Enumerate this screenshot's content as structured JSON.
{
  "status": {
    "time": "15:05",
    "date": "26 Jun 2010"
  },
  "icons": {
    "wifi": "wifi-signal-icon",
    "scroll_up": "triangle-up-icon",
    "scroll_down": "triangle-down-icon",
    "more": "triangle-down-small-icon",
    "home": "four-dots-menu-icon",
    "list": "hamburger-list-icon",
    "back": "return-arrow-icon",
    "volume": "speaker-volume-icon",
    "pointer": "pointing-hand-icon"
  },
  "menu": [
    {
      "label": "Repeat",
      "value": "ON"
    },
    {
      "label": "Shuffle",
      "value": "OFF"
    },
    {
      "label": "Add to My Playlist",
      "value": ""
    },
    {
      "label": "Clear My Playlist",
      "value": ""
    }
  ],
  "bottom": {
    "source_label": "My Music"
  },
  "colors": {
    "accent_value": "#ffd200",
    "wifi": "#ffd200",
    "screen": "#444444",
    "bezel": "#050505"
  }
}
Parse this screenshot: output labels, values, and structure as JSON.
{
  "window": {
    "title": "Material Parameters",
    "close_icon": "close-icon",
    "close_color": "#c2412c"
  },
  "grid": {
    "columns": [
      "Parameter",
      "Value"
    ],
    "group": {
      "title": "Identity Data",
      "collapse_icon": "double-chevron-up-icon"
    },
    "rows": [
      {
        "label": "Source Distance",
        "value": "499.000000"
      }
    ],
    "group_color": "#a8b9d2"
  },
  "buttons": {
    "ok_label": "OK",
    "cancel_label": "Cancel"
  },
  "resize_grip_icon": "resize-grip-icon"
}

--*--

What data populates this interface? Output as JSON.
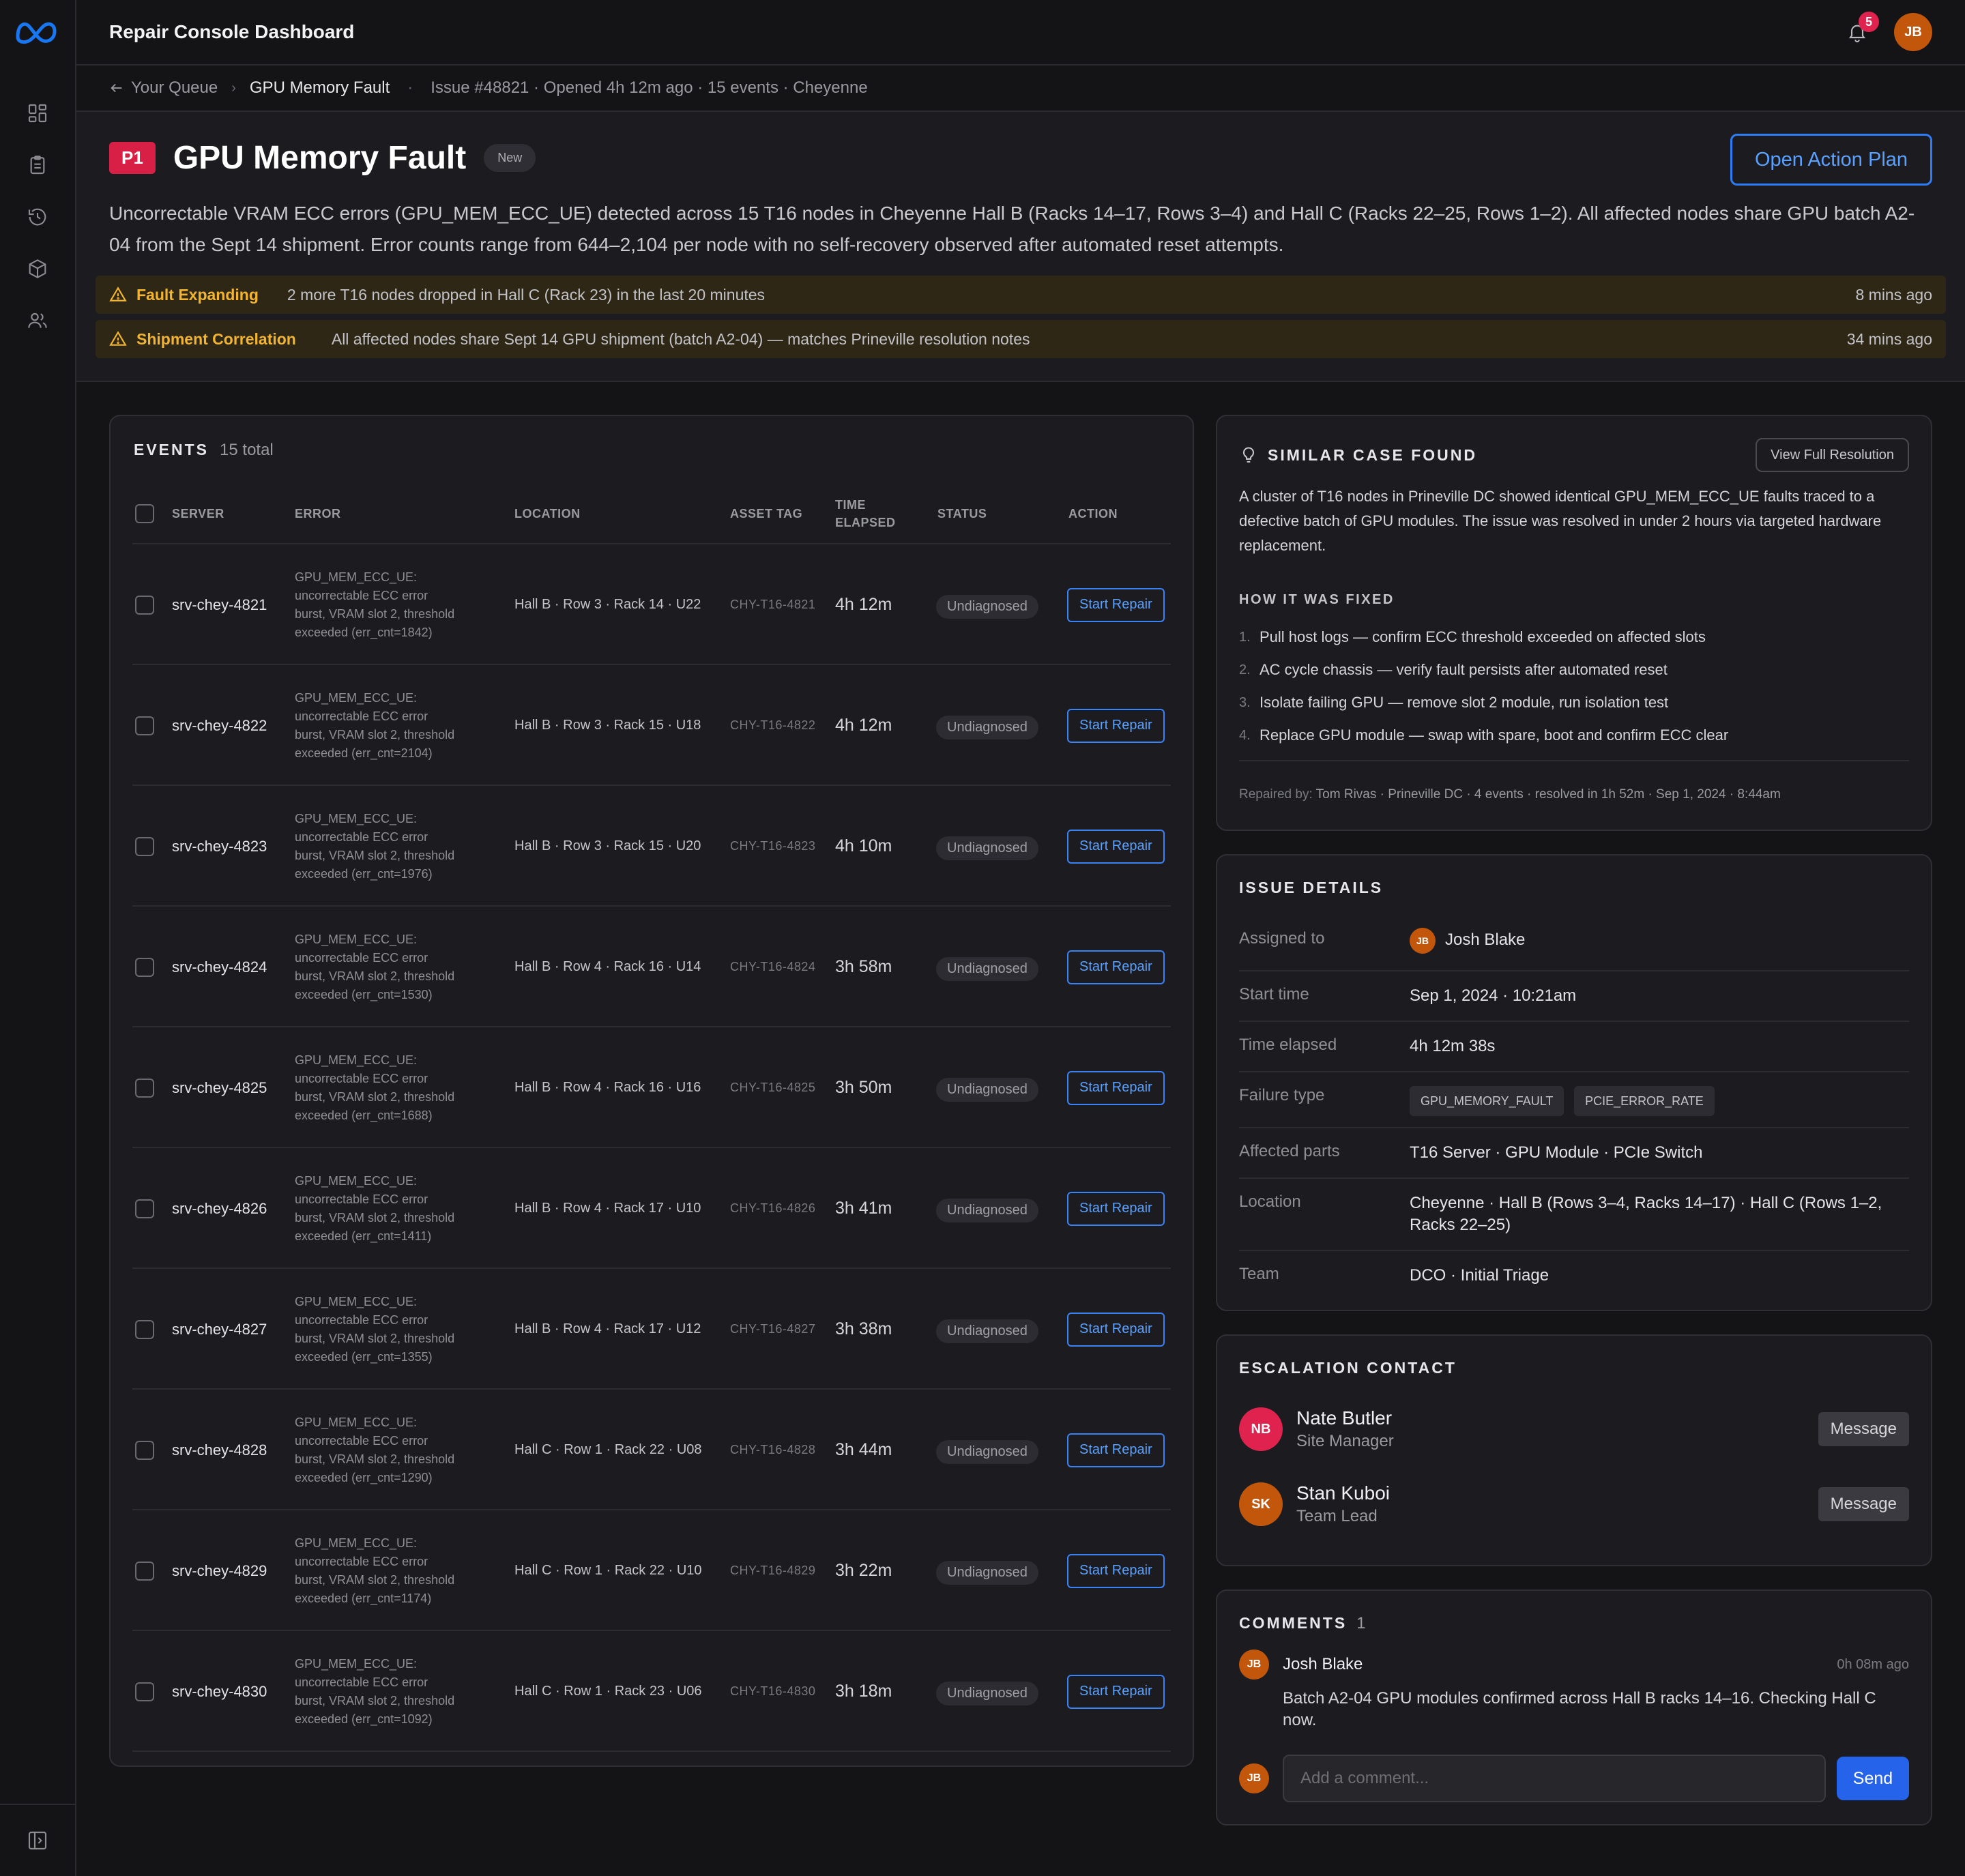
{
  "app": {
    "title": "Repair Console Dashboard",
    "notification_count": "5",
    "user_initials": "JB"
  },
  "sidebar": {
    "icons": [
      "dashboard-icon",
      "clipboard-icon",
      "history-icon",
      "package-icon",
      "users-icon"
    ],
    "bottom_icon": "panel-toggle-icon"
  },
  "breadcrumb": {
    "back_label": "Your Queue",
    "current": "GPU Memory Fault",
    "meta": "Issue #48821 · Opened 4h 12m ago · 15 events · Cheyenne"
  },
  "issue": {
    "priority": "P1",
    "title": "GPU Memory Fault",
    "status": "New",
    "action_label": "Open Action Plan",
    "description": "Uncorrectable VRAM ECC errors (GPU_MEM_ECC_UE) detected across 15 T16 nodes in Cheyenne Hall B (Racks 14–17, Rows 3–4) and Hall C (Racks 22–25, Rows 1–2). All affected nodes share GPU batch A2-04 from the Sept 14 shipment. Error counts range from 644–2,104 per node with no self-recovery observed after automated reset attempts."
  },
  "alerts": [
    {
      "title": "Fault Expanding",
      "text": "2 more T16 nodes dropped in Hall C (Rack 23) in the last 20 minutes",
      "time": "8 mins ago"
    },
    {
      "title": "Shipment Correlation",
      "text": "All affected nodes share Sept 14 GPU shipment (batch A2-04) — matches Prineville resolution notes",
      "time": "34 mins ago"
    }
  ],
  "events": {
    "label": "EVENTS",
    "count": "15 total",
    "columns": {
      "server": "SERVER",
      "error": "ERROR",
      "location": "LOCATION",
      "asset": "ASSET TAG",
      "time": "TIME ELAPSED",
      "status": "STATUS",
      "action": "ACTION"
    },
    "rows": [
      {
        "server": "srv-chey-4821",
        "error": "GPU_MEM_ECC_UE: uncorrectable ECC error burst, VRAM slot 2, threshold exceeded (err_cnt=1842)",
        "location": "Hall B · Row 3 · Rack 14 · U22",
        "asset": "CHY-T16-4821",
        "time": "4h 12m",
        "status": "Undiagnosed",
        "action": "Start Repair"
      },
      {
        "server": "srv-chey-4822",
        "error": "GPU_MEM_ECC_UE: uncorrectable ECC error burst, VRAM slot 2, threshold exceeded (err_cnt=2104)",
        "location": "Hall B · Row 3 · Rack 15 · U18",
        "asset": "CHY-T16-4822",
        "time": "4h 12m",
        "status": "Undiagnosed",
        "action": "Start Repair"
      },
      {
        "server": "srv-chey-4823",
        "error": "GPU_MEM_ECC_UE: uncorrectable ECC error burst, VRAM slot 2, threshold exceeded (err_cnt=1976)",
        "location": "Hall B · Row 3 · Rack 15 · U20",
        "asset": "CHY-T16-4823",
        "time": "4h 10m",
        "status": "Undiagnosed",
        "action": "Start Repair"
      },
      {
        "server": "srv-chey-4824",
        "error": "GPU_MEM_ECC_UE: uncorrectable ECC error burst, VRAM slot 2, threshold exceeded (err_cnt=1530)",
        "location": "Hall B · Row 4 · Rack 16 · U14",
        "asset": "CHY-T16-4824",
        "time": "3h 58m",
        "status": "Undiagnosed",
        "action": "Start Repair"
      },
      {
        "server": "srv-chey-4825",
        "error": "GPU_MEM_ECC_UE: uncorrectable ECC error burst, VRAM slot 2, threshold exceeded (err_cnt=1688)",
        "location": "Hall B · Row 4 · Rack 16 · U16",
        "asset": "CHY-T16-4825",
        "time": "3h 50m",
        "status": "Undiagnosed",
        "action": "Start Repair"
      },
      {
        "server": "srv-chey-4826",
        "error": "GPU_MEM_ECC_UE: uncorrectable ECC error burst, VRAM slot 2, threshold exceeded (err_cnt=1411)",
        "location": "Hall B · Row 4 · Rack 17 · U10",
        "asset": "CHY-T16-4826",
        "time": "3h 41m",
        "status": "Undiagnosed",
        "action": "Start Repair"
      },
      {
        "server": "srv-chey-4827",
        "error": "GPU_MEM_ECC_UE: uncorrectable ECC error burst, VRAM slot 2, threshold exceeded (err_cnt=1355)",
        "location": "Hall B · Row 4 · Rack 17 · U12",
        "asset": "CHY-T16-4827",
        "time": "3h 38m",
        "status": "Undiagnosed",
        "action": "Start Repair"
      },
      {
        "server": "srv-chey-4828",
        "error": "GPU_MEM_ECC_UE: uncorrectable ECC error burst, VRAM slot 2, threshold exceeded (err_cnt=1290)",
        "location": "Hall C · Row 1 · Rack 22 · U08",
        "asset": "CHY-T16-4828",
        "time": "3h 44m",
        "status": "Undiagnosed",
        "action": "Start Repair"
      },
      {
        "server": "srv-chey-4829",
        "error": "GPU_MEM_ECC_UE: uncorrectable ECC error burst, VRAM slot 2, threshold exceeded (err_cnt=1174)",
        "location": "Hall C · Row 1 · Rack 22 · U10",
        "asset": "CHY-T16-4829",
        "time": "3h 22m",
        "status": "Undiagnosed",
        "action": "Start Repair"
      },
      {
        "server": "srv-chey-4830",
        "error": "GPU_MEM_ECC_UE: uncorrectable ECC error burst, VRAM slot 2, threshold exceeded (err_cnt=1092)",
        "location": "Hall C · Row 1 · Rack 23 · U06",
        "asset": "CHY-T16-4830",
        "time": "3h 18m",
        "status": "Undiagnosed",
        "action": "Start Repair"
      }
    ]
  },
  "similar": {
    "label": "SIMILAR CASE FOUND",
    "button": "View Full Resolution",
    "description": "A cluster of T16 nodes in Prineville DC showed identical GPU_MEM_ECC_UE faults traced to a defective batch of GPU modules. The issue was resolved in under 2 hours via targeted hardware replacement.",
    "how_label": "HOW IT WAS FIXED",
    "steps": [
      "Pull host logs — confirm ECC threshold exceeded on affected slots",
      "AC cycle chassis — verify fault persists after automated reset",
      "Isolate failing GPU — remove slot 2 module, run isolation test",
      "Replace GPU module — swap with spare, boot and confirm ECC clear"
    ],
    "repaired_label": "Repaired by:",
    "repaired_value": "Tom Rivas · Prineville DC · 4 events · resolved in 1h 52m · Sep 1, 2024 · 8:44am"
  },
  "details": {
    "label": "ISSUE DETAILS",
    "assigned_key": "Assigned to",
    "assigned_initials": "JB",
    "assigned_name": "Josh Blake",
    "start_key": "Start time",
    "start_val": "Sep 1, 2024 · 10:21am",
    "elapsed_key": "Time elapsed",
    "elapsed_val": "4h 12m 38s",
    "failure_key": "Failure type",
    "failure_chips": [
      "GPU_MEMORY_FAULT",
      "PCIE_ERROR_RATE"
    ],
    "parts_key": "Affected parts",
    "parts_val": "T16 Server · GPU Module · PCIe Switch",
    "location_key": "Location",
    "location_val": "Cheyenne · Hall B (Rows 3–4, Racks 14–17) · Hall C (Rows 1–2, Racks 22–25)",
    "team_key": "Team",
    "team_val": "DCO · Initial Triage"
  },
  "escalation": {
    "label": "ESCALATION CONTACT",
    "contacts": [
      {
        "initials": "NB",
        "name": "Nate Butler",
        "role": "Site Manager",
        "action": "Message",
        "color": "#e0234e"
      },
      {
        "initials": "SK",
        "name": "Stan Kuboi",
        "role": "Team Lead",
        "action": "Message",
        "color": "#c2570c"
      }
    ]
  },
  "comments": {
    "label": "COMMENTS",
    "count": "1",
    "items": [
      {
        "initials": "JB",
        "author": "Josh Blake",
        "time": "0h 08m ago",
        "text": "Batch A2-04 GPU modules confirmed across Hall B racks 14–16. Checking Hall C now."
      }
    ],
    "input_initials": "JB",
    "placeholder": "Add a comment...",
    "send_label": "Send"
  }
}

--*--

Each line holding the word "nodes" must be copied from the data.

    "description": "Uncorrectable VRAM ECC errors (GPU_MEM_ECC_UE) detected across 15 T16 nodes in Cheyenne Hall B (Racks 14–17, Rows 3–4) and Hall C (Racks 22–25, Rows 1–2). All affected nodes share GPU batch A2-04 from the Sept 14 shipment. Error counts range from 644–2,104 per node with no self-recovery observed after automated reset attempts."
      "text": "2 more T16 nodes dropped in Hall C (Rack 23) in the last 20 minutes",
      "text": "All affected nodes share Sept 14 GPU shipment (batch A2-04) — matches Prineville resolution notes",
    "description": "A cluster of T16 nodes in Prineville DC showed identical GPU_MEM_ECC_UE faults traced to a defective batch of GPU modules. The issue was resolved in under 2 hours via targeted hardware replacement.",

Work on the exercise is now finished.